Palindromes – Review

Worth seeing: for Todd Solondz's provcative and jet black brand of experimental and discomforting comedy
Director:Todd Solondz
Featuring:Emani Sledge, Hannah Freiman, Jennifer Jason Leigh, Rachel Corr, Sharon Wilkins, Shayna Levine, Valerie Shusterov, Will Denton, Ellen Barkin, Matthew Faber, Richard Masur
Length:99 minutes
Certificate:15
Country:US
Released:6th May 2005

WHAT’S IT ABOUT?

Twelve year old Aviva secretly harbours the desire to be a mother.

On a visit to a family friend, she sneaks upstairs to “play” with the other couple’s son and gets herself pregnant.

Her mother (Ellen Barkin) finds out and forces her to have an abortion. The operation goes horribly wrong. The result is that she’ll never be able to have children, but no-one tells her.

Blissfully ignorant, she runs away from home, determined to sleep with as many men as she can, to increase her odds. She’s a girl with a mission and she’ll do whatever it takes to succeed.

WHAT’S IT LIKE?

Todd Solondz needs to be talked about. Why else would he make a film about a twelve year old girl who’s desperate to get pregnant? And why would he have the role played by no fewer than seven actors – including four girls, a boy, two adult women – one of them an overweight black woman, the other, Jennifer Jason Leigh.

Then there’s a “pro-life” attack on an abortion clinic, and of course, given the subject matter, consensual paedophilia is inevitable.

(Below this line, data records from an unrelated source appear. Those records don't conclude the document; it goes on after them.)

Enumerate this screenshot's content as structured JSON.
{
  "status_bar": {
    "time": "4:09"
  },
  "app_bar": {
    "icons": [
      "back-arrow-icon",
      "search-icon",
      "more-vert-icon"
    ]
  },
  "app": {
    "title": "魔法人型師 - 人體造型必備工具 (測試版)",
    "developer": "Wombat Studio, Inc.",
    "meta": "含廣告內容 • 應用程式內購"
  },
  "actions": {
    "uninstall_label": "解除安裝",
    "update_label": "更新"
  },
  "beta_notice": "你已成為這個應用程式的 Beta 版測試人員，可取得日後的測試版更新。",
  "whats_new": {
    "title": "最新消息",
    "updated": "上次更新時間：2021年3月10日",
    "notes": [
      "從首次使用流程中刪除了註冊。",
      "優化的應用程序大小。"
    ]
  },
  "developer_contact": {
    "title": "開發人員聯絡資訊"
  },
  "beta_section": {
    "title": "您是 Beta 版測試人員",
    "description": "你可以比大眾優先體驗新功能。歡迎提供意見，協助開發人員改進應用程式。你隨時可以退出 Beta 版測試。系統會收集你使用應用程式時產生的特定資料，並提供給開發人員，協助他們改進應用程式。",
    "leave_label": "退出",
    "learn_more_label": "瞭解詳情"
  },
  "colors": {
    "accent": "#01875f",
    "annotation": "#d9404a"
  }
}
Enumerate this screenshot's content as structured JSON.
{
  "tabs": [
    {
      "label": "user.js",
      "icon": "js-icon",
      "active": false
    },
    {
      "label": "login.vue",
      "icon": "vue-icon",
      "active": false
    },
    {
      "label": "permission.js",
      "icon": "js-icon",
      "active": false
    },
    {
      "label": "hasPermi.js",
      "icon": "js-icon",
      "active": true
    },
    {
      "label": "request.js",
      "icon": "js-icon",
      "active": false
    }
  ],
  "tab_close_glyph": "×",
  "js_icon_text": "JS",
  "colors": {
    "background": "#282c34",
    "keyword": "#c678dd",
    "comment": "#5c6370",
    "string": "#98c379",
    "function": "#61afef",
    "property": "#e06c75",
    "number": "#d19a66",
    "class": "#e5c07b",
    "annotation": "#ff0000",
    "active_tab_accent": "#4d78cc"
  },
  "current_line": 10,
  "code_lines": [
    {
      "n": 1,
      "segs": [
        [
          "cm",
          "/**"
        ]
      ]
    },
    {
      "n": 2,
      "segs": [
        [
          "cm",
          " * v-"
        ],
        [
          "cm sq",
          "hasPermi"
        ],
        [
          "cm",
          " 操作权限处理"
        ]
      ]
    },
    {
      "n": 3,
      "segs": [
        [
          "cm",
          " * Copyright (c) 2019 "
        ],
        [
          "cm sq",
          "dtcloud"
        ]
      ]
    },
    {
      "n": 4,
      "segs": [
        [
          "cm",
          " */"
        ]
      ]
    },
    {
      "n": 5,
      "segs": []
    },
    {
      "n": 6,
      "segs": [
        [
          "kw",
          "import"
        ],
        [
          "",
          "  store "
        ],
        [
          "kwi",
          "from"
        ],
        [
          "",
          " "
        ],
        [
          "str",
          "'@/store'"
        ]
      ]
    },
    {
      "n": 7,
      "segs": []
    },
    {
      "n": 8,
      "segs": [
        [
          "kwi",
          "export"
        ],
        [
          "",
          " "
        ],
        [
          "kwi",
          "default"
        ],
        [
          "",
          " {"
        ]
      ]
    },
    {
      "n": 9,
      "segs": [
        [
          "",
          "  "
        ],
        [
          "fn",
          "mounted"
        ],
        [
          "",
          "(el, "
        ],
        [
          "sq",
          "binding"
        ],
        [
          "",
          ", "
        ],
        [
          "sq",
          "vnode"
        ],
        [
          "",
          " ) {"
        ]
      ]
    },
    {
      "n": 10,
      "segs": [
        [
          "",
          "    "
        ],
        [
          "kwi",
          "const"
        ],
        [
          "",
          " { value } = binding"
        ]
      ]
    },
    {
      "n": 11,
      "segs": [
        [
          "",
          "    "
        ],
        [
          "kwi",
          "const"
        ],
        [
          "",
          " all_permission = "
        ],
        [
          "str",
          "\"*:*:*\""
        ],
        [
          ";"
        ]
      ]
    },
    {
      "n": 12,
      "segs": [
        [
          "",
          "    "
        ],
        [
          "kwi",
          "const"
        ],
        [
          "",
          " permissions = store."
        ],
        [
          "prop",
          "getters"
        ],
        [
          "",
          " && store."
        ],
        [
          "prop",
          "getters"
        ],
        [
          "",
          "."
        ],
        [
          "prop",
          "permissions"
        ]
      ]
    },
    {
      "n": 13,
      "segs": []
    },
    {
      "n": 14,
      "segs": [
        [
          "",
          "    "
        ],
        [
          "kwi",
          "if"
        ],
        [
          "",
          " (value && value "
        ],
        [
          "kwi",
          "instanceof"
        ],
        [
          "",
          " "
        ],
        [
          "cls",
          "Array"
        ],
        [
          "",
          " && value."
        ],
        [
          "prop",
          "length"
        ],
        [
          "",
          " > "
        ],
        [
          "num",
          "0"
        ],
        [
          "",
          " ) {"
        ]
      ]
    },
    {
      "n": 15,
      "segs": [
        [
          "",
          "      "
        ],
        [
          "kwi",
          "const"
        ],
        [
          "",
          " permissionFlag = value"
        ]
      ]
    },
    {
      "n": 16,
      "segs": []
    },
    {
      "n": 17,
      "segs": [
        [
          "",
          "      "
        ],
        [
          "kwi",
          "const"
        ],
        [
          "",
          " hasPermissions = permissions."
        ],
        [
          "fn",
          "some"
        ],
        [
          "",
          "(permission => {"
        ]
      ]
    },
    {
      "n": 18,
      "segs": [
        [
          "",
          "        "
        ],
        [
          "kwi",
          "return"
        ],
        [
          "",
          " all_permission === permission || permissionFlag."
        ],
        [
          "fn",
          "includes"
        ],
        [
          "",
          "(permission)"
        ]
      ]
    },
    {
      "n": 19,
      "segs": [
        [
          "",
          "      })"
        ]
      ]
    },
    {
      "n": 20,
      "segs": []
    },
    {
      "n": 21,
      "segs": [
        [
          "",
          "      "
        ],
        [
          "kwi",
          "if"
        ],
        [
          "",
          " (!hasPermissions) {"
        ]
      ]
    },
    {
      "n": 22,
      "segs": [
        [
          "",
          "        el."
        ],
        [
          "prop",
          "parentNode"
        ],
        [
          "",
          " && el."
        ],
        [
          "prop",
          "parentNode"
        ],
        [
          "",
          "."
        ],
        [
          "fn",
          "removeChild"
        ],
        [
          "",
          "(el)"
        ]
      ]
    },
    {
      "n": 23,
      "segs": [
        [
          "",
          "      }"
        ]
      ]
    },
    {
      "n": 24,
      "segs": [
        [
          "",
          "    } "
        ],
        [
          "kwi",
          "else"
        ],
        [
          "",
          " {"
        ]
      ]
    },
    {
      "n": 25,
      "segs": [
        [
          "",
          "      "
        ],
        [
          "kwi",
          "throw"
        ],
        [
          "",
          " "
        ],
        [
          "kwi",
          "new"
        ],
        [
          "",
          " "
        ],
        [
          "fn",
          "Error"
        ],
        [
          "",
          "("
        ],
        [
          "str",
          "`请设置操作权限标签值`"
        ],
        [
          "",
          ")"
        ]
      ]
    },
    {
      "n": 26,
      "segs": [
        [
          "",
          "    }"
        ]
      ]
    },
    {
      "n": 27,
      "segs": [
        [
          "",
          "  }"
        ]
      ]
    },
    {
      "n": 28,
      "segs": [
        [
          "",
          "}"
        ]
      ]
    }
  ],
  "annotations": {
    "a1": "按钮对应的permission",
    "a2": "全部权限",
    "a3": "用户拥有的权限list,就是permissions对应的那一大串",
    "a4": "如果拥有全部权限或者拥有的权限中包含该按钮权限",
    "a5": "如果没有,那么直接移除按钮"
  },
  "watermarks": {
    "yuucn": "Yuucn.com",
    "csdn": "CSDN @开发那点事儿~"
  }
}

After Welcome to the Dollhouse, Happiness and Storytelling, Solondz continues to mine some of the most controversial subject matter imaginable – and unimaginable – but this time, it’s overlayed with the gimmick of having several people playing the same character. If there was any editorial or cinematic reason why he should do this, it would be welcome, but changing the actor really does nothing to improve – or indeed impede – our understanding of the film. It’s really just rather off-putting.

That said, the performances can’t be faulted and the film is laced with exactly the kind of wincingly discomforting humour that will appeal to fans of his previous films.

And maybe everyone should be excused the odd experimental imperfection.